I count myself extremely lucky to have seen the Kentridge at the Royal Academy in London earlier this month. I was absolutely blown away, but I haven’t got my sh*t together to write about it. One really should be able to make time, especially when flying halfway around the globe to avoid the sky-high post-Covid (direct) ticket prices, but this huge and astonishing exhibition just defies description ….
… unless, that is, one is a genius like my dear friend Dale Lautenbach, from whose Instagram I quote the below:
The William Kentridge exhibition at the Royal Academy in London is a mighty feat. I went twice, overwhelmed by the scale and span of content; the challenge one faces in making meaning and finding precious threads woven throughout the work.
Kentridge’s familiar repeated images recur over time, giving you a hand along the journey.
The lush beauty of his drawing pulls you in and the content slaps you around with grief, shame.
The Black Box cinema with a focus on Namibia and the Herero genocide was new to me, arresting, reminding.
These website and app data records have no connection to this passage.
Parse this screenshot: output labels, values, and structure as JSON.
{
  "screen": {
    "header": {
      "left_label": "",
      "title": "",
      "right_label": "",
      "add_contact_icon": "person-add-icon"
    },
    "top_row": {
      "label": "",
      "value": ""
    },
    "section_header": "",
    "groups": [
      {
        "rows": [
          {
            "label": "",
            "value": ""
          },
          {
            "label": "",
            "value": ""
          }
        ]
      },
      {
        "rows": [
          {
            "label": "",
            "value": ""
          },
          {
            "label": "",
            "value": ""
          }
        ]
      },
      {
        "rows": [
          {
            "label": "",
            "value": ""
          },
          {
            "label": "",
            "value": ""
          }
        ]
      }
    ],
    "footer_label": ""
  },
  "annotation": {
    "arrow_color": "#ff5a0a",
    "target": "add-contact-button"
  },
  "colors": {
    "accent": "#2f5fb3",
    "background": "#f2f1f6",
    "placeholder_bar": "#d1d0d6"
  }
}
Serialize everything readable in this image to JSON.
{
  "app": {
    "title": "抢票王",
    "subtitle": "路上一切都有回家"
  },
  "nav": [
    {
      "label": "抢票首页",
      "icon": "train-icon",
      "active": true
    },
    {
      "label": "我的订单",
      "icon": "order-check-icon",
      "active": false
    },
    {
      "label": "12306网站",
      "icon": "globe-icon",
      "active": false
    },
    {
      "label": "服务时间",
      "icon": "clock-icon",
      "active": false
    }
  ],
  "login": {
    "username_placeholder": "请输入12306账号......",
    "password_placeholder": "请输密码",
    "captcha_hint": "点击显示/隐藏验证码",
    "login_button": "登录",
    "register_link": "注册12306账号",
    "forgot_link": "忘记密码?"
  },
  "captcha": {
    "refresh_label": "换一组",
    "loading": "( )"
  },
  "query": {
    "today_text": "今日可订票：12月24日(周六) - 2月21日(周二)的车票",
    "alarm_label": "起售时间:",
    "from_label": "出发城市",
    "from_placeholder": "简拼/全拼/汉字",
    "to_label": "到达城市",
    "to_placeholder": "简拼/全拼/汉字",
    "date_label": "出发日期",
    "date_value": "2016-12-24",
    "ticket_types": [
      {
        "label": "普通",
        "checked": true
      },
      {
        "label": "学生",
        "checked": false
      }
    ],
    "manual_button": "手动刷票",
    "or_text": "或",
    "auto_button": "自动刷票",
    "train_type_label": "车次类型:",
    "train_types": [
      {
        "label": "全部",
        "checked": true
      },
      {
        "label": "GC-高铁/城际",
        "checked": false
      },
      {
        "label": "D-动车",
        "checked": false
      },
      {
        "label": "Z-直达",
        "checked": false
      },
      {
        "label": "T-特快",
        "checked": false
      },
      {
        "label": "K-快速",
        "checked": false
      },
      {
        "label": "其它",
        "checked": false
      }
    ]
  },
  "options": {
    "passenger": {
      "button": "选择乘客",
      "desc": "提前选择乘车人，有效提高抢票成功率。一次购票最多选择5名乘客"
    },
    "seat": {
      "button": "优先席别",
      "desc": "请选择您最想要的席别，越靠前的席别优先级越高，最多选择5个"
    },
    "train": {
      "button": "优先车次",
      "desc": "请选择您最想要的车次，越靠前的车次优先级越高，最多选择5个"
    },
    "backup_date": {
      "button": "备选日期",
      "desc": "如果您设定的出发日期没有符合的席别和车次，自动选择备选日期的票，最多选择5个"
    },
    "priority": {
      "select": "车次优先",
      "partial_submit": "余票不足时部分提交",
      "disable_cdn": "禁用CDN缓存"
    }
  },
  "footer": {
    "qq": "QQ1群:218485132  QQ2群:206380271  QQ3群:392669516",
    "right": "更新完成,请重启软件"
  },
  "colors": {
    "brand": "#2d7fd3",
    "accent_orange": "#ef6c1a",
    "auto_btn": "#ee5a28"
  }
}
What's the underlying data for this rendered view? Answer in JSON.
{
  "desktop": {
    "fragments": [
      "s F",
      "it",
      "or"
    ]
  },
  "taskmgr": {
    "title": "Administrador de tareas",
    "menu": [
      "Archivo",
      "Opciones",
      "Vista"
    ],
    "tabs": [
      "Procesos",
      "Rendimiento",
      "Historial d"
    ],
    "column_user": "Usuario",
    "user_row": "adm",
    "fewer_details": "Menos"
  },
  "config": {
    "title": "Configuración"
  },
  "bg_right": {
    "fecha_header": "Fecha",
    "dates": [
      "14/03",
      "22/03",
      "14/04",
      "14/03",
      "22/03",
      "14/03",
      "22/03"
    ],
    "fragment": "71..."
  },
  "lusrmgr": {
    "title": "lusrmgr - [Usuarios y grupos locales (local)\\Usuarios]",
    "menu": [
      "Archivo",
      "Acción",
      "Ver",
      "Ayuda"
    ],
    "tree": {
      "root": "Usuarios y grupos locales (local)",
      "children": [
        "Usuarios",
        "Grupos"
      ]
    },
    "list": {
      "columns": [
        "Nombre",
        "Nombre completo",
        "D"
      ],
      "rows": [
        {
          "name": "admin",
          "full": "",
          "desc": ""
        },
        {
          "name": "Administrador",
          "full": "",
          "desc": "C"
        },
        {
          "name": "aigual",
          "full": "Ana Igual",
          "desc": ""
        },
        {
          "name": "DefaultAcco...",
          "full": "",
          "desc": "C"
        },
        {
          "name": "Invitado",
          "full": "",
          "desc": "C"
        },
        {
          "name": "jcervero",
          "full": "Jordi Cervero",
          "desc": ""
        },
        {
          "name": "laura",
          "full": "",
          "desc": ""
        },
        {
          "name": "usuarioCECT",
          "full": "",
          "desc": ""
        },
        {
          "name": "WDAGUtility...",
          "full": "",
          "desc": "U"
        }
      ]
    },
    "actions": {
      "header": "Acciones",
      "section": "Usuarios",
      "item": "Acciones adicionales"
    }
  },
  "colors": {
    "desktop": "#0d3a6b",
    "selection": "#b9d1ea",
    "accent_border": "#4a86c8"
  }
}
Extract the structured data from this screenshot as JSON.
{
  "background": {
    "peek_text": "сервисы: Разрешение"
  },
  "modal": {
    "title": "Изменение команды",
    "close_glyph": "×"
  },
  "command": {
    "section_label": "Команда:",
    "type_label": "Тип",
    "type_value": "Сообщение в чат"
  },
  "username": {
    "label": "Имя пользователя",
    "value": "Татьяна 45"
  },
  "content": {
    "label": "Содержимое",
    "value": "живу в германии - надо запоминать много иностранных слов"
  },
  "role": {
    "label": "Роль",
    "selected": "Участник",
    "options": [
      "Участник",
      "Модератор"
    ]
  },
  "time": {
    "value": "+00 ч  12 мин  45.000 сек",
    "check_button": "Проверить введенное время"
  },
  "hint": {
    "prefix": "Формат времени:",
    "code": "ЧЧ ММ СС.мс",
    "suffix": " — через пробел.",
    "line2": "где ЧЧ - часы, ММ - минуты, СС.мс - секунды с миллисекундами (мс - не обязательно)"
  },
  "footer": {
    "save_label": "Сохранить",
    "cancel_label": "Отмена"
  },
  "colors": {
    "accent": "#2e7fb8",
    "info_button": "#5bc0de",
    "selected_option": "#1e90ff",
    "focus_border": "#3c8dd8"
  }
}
Themes of migration emerge (the huge tapestries) layered in history; the drawing movies richer with each viewing; the rhino an iconic, accusing image drawn here straight onto the RA walls with the artist’s charcoal dust still fresh below, the erased shadow of her tossing head. I rubbed my finger in the black dust on the floor.
Finally there’s Sibyl and the trees and more searching for meaning as clues flutter and fly off in cryptic phrases like “who needs words”. Heart and head filling.
Kentridge is a South African artist, but his canvas is truly global. Just like those cryptic red lines on his drawings, he connects meaning, memory; he unravels history’s layers and slams down accountability at the viewer’s feet.
One of his great tapestries should hang at the international court in The Hague.
PS: Loved loved @kyleshepherdmusic in the Sibyl movie.